Traumatic brain injury (TBI) is a significant health issue which affects service members and veterans during times of both peace and war. The high rate of TBI and blast-related concussion events resulting from current combat operations directly impacts the health and safety of individual service members and subsequently the level of unit readiness and troop retention. The impacts of TBI are felt within each branch of the service and throughout both the Department of Defense (DoD) and the Department of Veterans Affairs (VA) health care systems.
The Society was established in 1955 by W. Horsley Gantt at the Johns Hopkins School of Medicine. Early meetings were held in the Baltimore-New York area, but as the membership started to assume an international character, annual meetings were held abroad as well as through the United States. Membership includes physicians, PhDs, clinicians and scientists. Thus, the Society fosters an integrative scientific approach and encourages scientists to adopt it in publications and in presentations. The Society’s interest range from basic to clinical science activities. Its annual scientific meeting allows open and sometimes heated discussion of current issues in behavioral neuroscience and learning, at both basic and applied levels.
The concept for MoodGYM and the content of the site were developed by the e-hub: e-mental Health Research and Development group at the Australian National University

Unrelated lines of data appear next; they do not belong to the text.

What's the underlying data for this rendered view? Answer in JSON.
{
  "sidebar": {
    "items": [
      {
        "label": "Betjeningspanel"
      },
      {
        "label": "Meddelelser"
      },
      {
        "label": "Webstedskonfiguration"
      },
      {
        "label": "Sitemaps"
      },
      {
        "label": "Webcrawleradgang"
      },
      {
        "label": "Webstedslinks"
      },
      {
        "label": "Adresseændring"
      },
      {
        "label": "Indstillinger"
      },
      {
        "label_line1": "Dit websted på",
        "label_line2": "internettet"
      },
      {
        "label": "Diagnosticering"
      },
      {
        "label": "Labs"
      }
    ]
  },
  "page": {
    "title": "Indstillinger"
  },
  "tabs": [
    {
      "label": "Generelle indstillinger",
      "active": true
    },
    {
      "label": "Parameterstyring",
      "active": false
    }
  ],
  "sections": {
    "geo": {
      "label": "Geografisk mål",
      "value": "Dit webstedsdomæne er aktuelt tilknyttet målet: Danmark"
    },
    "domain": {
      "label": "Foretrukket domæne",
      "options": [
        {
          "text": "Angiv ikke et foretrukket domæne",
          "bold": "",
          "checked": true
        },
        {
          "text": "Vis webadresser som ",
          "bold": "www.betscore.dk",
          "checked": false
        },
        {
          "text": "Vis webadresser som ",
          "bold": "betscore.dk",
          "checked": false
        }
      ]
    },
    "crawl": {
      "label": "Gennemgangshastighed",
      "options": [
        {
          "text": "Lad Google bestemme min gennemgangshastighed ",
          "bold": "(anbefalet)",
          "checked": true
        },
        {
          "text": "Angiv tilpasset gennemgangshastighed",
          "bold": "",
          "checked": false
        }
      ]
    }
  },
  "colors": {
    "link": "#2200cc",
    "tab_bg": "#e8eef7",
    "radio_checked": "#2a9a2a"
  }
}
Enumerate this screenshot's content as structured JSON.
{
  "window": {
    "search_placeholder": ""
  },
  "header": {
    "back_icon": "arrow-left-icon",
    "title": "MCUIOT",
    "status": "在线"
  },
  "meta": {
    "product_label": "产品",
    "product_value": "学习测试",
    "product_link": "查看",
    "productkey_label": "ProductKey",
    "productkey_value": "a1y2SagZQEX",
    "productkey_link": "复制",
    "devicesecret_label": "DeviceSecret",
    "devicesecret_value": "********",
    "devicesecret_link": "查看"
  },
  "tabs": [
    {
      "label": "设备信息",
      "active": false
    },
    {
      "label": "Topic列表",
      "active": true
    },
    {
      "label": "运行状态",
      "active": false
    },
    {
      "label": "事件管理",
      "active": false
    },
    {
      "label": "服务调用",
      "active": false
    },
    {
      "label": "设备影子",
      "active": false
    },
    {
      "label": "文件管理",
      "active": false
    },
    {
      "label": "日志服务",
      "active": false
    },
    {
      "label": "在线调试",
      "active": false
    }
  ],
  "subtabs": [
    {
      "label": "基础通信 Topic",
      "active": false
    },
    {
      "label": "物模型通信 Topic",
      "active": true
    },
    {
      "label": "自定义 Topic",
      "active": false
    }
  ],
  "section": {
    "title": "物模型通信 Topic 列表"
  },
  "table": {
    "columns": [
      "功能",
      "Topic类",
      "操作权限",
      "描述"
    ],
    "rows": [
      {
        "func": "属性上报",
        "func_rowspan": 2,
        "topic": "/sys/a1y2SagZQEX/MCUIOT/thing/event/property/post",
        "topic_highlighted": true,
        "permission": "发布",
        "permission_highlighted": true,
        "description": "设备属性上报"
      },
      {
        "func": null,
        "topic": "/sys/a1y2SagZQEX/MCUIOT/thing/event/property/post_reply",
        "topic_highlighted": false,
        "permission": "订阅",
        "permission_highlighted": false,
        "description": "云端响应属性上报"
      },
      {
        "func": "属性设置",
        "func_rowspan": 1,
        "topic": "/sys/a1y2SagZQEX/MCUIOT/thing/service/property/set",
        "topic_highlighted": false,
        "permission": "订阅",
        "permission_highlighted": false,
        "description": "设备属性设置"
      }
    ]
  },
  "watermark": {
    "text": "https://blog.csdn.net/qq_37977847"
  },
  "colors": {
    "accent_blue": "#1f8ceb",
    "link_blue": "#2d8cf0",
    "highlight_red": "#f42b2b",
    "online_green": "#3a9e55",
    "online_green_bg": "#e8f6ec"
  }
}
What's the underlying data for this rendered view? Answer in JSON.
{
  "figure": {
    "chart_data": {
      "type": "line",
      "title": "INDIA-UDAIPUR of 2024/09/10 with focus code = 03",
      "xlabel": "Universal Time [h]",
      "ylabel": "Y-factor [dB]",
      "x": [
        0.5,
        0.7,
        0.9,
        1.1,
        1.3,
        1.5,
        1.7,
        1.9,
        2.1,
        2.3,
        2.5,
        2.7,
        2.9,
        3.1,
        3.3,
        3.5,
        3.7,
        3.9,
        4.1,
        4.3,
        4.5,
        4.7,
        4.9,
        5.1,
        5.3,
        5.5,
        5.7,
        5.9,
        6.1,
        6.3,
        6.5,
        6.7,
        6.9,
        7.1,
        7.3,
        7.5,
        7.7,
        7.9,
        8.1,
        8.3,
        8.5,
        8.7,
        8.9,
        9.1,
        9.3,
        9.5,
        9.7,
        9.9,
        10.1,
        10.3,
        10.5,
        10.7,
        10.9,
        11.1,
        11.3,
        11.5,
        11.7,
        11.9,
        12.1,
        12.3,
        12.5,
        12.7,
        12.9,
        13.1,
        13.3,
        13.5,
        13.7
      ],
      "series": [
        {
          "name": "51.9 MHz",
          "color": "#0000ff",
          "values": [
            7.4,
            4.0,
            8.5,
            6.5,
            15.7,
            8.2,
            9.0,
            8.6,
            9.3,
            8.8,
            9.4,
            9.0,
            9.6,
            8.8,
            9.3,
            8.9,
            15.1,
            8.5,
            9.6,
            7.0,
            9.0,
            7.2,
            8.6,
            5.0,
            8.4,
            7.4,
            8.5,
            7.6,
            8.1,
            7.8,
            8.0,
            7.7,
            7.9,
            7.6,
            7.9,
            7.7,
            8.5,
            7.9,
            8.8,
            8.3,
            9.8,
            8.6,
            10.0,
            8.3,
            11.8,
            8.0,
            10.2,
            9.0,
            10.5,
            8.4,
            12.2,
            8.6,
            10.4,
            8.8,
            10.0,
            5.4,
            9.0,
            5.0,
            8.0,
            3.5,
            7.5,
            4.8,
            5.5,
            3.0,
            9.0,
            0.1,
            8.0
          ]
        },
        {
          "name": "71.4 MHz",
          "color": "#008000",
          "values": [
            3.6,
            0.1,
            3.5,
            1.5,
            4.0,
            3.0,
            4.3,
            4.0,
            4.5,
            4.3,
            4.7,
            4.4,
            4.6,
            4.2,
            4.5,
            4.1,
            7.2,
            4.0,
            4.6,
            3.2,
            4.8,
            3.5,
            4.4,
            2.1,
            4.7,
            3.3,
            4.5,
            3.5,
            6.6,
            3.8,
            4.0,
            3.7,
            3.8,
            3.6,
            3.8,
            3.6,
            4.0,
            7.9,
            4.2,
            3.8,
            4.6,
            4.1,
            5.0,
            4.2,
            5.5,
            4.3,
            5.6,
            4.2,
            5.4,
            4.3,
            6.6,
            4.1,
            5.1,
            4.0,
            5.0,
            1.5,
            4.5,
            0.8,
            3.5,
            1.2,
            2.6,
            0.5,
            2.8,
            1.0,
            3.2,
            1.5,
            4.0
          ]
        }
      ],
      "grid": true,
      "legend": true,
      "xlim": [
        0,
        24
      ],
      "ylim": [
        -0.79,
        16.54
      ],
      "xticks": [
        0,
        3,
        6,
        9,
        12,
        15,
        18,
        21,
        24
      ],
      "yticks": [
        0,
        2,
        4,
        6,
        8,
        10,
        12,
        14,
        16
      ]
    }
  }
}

MoodGYM is designed to be used by people who would like to prevent mental health problems or manage problems which are troubling but not incapacitating. MoodGYM is not specifically designed for use by people with clinical levels of depression or anxiety. MoodGYM suggests that those who score above 2-3 on the MoodGYM Depression Quiz should contact a health professional.